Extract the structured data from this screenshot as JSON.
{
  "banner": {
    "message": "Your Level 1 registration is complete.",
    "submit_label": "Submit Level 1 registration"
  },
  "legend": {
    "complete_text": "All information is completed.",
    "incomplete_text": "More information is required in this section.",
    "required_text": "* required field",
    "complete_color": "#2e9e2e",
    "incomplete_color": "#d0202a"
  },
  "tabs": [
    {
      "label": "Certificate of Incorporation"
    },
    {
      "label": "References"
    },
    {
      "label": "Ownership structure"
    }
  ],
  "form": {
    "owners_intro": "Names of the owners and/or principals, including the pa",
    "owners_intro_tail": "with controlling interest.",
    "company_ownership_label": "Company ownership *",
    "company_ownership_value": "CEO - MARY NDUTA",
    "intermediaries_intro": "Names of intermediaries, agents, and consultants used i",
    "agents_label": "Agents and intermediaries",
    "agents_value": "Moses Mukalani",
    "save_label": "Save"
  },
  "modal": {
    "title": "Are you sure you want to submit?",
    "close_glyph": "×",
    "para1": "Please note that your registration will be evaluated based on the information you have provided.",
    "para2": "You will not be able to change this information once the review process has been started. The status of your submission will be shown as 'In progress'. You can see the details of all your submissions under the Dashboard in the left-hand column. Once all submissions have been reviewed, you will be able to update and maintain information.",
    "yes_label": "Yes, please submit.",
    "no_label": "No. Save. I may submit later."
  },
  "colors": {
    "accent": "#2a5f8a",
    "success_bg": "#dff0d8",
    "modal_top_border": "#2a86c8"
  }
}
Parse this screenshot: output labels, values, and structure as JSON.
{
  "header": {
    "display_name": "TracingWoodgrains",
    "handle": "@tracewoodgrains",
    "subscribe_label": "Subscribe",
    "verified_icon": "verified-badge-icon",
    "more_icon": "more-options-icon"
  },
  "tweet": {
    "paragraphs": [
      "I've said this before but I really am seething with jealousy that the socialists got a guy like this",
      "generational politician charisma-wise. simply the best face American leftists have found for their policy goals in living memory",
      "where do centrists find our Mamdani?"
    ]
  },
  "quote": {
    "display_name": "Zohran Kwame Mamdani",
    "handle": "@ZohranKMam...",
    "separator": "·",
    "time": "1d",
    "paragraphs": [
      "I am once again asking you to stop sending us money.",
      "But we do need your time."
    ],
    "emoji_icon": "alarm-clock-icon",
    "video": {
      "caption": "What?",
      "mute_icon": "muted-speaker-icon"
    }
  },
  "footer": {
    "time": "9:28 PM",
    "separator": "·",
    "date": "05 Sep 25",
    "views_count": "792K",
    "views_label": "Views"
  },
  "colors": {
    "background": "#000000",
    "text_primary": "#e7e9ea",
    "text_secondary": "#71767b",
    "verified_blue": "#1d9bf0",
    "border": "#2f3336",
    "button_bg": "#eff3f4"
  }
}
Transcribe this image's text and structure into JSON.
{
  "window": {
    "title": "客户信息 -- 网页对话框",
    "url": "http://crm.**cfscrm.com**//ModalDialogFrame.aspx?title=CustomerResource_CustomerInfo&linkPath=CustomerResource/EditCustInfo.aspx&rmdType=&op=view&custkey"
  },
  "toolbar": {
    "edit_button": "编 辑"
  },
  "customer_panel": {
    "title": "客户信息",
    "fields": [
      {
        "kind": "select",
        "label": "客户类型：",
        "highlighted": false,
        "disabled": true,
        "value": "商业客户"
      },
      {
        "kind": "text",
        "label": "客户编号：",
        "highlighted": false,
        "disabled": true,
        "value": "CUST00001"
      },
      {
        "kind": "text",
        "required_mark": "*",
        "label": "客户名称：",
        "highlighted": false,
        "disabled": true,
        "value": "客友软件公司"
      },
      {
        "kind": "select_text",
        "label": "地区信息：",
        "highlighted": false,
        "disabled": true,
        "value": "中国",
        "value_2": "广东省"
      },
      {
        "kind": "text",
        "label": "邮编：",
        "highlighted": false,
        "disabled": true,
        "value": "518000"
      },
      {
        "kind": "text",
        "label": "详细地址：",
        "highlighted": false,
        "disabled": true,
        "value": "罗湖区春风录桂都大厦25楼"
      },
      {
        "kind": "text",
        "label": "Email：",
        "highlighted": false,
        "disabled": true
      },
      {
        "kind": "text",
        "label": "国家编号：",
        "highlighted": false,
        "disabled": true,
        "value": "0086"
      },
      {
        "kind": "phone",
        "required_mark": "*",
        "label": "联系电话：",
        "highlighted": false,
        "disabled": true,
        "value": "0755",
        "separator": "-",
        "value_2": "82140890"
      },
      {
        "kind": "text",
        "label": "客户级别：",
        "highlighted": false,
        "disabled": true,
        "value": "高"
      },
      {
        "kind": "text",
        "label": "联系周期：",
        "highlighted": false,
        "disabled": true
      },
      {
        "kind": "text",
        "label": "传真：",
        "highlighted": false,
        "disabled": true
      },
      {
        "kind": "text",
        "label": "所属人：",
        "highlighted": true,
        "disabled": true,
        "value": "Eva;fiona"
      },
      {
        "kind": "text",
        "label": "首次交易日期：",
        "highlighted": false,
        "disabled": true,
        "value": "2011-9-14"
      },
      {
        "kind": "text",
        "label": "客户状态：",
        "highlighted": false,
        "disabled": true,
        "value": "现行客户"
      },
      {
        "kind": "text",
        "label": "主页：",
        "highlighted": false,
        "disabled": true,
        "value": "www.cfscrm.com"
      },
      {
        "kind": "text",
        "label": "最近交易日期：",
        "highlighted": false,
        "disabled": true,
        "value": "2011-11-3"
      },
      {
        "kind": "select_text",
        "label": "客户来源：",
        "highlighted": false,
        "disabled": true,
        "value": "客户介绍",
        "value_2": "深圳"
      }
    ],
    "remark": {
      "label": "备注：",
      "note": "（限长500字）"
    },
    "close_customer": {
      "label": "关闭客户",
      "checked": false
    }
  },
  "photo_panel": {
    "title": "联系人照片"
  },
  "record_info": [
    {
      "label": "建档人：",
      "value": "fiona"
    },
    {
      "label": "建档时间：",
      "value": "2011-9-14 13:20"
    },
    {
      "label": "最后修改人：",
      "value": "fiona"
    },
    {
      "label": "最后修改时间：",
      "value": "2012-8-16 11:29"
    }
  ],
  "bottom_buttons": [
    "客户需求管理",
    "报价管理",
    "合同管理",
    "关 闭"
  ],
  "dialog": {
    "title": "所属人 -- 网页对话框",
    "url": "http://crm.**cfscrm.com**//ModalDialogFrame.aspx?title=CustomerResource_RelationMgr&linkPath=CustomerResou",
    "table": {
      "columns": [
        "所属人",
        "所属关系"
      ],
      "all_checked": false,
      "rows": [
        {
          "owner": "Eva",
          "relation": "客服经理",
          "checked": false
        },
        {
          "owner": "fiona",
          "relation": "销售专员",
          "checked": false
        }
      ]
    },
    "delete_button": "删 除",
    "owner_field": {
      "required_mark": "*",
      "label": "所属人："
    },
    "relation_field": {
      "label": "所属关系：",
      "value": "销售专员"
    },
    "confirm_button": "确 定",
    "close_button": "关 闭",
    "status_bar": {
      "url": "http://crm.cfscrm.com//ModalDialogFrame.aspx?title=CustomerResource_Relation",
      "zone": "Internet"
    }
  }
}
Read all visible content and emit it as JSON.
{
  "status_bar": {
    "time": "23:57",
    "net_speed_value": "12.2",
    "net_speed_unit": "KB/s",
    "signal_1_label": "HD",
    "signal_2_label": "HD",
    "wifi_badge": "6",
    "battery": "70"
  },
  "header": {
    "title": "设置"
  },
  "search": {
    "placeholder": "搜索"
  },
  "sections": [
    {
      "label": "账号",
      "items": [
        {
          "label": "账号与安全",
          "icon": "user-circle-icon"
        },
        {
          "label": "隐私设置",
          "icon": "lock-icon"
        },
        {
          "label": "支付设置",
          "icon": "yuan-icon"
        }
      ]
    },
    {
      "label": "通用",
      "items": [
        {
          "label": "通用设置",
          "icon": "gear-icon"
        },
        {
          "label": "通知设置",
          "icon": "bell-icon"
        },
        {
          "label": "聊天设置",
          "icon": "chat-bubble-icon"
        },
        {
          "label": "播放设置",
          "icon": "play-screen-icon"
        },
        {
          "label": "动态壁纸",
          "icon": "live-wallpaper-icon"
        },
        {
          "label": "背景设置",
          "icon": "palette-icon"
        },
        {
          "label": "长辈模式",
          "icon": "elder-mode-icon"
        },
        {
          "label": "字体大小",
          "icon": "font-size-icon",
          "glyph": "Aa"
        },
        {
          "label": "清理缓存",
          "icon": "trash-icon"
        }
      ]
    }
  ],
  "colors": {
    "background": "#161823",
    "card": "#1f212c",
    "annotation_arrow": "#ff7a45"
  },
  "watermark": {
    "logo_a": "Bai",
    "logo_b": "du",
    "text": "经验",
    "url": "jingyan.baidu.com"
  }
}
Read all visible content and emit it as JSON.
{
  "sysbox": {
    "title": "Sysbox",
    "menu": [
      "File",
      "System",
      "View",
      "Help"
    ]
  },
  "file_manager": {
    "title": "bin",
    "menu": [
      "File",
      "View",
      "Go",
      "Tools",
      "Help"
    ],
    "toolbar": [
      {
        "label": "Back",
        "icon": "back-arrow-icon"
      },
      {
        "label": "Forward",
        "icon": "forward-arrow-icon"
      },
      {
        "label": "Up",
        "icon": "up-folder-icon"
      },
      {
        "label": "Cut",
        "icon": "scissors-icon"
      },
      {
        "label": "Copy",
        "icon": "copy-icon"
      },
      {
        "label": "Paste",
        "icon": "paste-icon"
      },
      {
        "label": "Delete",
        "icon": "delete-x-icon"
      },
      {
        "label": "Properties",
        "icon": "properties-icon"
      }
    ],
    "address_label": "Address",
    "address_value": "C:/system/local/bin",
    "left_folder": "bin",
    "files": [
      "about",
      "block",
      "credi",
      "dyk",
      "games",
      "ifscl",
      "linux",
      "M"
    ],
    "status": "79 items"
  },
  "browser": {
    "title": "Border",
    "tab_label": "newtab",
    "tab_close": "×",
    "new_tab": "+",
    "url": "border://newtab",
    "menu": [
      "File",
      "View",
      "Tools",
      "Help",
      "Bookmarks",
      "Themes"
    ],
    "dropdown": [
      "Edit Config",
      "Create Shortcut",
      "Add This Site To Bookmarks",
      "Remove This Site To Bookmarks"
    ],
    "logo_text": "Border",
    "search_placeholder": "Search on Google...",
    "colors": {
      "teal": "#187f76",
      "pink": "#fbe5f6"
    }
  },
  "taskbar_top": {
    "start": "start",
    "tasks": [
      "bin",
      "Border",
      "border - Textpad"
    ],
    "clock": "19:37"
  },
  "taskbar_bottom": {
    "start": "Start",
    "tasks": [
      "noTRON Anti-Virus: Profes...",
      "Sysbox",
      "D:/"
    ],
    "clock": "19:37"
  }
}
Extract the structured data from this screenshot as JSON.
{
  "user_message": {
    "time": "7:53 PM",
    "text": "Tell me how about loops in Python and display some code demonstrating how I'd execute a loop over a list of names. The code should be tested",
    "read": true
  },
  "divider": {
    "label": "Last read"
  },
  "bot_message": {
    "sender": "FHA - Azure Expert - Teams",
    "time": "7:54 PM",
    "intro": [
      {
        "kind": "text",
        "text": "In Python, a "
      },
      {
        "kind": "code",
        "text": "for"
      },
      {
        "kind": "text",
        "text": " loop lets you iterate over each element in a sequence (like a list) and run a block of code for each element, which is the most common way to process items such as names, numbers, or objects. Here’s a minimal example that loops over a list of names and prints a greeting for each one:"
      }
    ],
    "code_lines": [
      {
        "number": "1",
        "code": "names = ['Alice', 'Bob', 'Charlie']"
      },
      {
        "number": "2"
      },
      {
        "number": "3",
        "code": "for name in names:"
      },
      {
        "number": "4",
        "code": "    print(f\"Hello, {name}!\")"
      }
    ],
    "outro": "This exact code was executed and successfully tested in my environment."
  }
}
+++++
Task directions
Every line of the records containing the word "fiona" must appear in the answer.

Worked solution
        "value": "Eva;fiona"
      "value": "fiona"
      "value": "fiona"
          "owner": "fiona",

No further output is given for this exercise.